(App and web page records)
★ ★ ★ ★ ★
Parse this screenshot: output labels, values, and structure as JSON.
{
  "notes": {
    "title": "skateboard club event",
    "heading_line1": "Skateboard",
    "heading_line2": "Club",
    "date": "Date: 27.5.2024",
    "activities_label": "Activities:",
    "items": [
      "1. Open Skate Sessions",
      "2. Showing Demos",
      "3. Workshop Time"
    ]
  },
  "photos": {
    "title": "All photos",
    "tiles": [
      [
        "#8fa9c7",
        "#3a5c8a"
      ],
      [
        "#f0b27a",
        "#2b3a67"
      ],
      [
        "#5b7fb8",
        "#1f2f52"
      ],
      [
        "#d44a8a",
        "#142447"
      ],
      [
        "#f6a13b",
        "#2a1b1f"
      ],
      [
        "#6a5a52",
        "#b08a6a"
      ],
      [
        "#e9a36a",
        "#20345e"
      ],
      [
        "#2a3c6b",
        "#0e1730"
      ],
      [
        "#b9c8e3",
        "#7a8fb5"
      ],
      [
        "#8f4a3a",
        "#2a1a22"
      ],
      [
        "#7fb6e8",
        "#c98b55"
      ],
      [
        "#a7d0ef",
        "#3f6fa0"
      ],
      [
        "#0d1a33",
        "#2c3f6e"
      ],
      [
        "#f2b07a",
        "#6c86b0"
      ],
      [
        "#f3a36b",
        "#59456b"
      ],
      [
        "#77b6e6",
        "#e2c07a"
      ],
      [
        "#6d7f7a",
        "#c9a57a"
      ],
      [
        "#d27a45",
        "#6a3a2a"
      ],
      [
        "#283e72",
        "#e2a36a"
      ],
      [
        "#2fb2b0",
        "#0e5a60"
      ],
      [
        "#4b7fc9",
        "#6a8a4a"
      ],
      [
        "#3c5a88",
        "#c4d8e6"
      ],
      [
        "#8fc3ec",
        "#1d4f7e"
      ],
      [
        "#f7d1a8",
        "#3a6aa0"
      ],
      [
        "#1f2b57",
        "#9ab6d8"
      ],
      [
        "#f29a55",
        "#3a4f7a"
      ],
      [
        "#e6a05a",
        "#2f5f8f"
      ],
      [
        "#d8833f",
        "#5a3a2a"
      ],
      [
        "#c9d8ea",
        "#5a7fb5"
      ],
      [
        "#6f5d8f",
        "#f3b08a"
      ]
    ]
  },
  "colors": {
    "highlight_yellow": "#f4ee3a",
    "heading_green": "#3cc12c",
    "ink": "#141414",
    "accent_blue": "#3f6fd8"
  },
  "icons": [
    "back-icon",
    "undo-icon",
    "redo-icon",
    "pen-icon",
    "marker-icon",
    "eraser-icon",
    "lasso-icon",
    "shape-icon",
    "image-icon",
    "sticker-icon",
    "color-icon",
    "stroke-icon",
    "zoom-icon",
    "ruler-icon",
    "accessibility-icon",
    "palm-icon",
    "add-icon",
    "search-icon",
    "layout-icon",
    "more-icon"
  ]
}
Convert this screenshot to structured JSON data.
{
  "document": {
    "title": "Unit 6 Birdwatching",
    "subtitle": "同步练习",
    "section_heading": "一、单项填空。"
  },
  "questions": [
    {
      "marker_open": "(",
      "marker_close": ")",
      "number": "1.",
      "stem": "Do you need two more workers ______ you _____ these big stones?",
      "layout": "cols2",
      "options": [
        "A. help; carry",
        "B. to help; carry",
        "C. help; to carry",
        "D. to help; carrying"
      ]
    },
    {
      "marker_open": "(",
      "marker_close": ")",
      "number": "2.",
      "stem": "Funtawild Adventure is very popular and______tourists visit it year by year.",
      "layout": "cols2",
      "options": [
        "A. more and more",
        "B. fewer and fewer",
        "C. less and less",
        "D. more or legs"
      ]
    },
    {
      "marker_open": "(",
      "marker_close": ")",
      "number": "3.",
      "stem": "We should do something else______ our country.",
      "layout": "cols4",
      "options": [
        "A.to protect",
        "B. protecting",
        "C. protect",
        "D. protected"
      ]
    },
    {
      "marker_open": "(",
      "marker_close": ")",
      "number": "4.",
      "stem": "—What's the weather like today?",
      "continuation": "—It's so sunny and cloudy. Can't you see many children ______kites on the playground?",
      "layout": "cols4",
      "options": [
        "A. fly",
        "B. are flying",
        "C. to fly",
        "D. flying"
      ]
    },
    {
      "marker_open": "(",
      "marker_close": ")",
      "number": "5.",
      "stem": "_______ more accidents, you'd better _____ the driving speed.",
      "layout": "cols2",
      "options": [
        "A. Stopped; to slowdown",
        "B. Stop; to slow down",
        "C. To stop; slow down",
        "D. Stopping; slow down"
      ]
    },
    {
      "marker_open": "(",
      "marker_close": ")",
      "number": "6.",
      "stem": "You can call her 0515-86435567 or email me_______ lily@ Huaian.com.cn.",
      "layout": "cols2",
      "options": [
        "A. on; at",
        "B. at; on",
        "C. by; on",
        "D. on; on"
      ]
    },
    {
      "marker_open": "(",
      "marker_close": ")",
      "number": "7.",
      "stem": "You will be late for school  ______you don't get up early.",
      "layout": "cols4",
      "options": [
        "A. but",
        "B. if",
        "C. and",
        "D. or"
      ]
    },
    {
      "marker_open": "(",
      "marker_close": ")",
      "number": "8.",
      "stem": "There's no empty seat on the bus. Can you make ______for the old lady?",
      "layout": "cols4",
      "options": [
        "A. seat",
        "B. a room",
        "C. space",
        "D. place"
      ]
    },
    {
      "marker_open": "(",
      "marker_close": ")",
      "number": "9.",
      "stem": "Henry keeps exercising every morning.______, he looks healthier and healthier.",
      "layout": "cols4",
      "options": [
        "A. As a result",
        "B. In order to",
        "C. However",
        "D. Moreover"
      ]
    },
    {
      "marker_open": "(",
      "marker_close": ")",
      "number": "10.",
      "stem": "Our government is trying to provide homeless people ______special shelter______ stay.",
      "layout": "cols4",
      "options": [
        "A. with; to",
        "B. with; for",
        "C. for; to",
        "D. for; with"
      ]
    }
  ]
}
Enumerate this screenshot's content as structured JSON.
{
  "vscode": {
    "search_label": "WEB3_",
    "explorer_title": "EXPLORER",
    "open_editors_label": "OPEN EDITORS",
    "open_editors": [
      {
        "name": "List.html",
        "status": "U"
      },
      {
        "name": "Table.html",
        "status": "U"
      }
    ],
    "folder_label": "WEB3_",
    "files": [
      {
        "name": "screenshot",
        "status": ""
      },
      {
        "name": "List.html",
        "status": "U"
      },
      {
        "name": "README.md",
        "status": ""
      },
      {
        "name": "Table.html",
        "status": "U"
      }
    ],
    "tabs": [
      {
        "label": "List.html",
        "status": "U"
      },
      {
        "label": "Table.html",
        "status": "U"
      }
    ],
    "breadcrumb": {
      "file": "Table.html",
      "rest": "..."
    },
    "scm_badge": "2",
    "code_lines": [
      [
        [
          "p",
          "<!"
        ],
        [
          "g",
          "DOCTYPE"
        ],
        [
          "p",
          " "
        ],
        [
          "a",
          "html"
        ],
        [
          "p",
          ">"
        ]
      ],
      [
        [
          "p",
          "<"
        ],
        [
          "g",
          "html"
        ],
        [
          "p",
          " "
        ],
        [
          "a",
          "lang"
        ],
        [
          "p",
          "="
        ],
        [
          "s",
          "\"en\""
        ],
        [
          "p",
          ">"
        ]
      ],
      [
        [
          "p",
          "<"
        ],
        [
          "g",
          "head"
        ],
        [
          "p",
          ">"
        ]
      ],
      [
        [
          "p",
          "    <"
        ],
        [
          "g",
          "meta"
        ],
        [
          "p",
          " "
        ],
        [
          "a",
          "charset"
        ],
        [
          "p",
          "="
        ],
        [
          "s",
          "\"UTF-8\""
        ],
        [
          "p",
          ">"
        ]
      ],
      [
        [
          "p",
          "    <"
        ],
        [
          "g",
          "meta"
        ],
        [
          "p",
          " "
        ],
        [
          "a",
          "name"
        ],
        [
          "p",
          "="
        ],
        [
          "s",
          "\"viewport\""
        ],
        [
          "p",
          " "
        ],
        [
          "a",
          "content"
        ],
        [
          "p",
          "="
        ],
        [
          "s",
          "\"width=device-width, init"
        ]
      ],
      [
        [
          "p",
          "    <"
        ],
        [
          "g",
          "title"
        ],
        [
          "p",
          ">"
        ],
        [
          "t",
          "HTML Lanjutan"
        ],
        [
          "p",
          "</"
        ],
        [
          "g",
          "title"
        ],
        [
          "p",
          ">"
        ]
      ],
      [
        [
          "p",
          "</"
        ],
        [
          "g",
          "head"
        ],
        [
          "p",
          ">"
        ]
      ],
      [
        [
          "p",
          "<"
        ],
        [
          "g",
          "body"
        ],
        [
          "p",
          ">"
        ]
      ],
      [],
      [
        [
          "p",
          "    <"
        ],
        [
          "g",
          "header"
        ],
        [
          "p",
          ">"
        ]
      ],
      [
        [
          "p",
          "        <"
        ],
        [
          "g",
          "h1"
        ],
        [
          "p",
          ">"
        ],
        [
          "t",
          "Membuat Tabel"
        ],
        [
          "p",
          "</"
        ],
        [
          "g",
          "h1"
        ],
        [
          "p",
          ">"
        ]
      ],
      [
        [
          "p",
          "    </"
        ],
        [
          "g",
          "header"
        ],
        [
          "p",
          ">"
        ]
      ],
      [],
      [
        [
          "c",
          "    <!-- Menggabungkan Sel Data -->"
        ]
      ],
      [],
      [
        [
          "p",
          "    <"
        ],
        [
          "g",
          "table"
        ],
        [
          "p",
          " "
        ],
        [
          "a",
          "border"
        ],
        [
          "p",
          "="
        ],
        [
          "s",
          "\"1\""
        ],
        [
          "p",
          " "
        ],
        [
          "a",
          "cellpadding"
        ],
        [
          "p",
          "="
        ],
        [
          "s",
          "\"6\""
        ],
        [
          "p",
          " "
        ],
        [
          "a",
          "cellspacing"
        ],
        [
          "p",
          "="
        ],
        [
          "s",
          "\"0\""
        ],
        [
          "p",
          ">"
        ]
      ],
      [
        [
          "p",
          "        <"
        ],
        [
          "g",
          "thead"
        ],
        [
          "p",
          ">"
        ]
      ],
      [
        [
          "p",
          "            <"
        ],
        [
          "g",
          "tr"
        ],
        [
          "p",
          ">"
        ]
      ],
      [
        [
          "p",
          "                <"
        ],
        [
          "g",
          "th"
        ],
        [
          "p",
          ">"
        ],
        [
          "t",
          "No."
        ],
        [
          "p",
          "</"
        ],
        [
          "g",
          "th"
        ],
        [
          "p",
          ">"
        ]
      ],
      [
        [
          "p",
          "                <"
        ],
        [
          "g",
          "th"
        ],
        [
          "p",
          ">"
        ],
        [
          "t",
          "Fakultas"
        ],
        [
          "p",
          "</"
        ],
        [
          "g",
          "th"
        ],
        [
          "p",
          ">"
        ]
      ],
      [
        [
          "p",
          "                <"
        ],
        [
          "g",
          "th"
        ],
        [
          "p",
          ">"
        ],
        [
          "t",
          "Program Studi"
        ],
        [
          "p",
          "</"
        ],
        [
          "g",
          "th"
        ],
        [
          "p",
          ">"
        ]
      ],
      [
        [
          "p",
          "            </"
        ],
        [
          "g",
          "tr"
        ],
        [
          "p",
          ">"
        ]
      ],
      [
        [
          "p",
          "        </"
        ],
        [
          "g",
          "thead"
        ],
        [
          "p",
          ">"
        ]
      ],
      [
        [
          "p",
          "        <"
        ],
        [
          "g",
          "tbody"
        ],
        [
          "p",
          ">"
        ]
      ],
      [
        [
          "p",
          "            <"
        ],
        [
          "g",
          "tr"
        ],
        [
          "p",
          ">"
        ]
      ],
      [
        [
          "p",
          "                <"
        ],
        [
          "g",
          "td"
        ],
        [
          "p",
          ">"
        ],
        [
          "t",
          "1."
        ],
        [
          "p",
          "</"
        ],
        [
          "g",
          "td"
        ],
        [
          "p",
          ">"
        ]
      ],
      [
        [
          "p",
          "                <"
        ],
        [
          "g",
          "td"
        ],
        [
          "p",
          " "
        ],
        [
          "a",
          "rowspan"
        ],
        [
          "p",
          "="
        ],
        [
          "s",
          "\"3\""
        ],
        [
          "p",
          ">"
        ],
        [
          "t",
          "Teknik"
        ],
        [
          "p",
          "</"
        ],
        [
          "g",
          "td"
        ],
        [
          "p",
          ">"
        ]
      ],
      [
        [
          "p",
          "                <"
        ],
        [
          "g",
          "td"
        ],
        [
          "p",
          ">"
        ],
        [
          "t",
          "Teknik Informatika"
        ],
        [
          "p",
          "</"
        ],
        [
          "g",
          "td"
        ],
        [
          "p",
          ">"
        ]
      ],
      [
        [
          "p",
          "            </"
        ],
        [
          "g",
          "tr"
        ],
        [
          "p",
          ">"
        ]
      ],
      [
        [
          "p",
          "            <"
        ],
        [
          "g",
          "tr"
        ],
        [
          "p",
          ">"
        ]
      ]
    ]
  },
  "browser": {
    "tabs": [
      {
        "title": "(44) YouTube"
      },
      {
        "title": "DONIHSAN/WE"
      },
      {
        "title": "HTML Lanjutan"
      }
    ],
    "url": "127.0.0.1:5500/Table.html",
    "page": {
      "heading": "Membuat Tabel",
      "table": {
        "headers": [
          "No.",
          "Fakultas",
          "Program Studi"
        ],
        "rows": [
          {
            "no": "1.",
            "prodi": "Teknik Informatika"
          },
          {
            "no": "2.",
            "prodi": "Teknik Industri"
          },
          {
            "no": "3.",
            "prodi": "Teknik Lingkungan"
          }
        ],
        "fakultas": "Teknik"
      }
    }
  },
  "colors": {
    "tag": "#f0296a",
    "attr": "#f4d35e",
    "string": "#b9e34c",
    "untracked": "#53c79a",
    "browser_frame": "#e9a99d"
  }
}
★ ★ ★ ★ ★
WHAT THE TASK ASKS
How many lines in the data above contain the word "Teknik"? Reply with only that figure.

EXERCISE SOLUTION
6